The list is published in capital city newspapers and on our website (on the Hearings & conferences page) each day. Printed copies of the list can also be found at Commission public counters, near the courtrooms or, in some Commission premises, on the building's ground floor. If your hearing or conference is in a regional courthouse you may have to ask for information at the inquiry counter.
Tips about conferences or hearings
- When you are addressing a Commission member refer to them by their title, e.g. Deputy President or Commissioner. Commission staff at the hearing or conference can advise you of the appropriate form of address if you have any doubts.
- Make sure you arrive for the conference or hearing early because proceedings begin on time. Notify Commission staff when you arrive by approaching them in the hearing or conference room.
- If you are delayed for any reason it is important that you contact the Commission as early as possible to ensure a message is sent to the appropriate Commission staff.
- If you have a mobile phone or pager, make sure it is switched off in the conference or hearing room.
- It is customary to bow to the Commission member, by standing and inclining your head, at the beginning of a hearing and if you leave or enter the hearing room while proceedings are underway.
- It is customary to stand when you are addressing the Commission member or questioning a witness.
- Do not speak when a witness is taking an oath or an affirmation.
- Do not interrupt the other party or the Commission member when they are speaking.
- If you are attending a face-to-face conference or hearing bring along enough copies of any documents you want to refer to so that everyone involved has a copy.
- Do not eat or chew while in the conference or hearing.
- There is no dress code, but most people attending the Commission dress neatly.
In general, unfair dismissal case files and discussions in private conferences are confidential. Details will usually only be disclosed to the parties directly involved or their representatives.
The Commission is required to publish its decisions, and we do so by reproducing them on our website.
How can the Commission help?
Commission staff can provide you with information over the telephone or at one of our offices. The Commission cannot provide legal advice or advice on how best to run a case. However, we can provide information on:

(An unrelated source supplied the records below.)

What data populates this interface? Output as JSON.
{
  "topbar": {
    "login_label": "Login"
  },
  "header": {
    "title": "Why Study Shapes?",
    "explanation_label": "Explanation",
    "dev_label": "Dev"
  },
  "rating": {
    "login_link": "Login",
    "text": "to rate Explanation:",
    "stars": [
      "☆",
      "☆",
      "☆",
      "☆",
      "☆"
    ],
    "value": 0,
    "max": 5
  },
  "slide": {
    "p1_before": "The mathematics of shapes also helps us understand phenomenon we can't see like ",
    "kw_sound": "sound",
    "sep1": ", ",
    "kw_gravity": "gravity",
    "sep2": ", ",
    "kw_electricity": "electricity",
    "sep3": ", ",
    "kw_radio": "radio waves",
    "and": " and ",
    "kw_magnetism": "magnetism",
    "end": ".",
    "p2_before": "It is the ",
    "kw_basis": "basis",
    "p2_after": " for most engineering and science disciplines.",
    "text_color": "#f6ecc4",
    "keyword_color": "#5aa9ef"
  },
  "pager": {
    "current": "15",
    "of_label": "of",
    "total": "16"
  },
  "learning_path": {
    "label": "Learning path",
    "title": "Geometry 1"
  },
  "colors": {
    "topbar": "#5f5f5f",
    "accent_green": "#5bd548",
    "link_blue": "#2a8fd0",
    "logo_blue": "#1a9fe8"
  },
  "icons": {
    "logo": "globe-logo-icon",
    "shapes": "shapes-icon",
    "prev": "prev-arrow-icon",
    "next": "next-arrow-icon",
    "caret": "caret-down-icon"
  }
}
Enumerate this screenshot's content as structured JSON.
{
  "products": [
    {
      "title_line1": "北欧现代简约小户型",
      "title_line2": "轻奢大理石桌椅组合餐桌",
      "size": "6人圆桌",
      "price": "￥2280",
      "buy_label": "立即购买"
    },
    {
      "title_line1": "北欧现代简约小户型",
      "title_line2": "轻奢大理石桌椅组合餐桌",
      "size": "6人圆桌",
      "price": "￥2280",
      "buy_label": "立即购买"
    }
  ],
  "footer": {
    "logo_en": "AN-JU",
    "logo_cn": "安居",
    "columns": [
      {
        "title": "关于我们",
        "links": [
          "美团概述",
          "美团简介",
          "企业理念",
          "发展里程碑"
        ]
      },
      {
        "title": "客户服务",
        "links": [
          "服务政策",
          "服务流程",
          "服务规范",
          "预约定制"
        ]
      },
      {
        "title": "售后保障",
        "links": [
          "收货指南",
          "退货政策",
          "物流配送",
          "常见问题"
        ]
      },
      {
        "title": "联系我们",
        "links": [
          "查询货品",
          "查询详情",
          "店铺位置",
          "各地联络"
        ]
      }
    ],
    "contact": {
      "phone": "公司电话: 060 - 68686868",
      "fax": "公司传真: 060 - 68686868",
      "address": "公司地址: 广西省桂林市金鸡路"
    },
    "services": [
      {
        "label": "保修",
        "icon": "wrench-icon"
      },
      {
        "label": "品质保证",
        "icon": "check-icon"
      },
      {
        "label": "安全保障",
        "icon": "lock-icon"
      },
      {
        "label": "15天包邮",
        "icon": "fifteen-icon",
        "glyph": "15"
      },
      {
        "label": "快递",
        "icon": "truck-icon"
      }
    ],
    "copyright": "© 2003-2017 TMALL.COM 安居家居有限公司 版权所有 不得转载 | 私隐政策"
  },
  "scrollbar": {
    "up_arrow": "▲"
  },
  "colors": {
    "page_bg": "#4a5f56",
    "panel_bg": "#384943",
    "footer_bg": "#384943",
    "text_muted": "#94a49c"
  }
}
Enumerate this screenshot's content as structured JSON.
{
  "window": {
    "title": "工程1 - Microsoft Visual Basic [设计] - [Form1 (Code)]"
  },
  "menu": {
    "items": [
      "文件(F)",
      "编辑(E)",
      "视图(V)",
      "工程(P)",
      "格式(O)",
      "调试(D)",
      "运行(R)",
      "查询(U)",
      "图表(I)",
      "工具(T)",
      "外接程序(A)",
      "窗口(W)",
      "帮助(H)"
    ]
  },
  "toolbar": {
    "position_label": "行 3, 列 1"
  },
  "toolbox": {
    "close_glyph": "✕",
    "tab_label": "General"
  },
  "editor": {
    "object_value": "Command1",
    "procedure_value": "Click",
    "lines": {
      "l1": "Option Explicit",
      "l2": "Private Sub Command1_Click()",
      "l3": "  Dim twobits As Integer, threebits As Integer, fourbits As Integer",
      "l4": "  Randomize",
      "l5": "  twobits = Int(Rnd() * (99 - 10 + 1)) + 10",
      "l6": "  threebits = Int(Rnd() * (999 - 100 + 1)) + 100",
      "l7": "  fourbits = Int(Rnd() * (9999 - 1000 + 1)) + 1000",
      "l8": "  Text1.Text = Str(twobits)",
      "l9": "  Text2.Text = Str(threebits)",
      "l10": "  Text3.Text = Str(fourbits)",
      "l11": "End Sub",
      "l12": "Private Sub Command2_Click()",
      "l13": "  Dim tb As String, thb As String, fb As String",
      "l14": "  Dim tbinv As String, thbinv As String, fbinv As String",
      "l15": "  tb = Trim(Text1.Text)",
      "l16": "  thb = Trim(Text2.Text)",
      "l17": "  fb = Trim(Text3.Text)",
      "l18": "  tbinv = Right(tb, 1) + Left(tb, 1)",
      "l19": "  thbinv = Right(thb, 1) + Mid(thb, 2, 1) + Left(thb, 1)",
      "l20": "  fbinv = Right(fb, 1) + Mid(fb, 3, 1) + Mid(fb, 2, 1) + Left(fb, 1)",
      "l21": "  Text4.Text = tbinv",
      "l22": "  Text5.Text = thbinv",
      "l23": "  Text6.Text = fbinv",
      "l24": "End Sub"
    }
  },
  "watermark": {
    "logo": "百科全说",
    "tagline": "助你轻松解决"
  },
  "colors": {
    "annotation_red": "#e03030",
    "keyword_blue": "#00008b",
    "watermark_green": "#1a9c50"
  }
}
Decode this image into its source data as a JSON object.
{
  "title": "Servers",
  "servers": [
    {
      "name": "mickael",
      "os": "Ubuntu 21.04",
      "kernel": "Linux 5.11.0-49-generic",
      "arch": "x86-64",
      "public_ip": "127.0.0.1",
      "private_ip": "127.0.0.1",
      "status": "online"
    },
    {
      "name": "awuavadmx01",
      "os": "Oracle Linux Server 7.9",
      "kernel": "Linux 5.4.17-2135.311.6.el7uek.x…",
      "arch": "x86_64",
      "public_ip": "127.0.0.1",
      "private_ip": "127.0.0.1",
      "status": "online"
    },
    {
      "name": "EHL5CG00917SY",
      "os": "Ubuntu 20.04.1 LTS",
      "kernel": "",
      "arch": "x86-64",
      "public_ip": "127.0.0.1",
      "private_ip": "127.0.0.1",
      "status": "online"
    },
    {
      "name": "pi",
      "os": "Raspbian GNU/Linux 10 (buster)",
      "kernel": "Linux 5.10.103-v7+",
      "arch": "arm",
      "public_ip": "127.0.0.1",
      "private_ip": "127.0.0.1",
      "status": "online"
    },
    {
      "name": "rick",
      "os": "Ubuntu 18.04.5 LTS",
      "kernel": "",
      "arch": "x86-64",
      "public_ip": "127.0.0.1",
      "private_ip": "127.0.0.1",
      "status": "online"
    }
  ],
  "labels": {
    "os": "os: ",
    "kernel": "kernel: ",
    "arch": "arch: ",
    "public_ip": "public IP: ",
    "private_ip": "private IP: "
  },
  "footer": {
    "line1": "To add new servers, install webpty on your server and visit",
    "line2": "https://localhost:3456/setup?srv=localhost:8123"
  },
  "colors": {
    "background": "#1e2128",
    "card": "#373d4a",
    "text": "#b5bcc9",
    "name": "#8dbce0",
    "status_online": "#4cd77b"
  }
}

- processes in the Commission
- how to apply to the Commission and how to respond to an application that is made against you
- how to fill out forms
- where to find useful documents such as legislation and decisions, and
- other organisations which may be able to assist you.
Our website also contains a range of information that can help in preparing for a hearing or conference, including:
- the Fair Work Act 2009
- the Fair Work Regulations 2009
- the Fair Work Commission Rules 2013
- Commission decisions and orders
- Commission contact details
- links to other useful websites.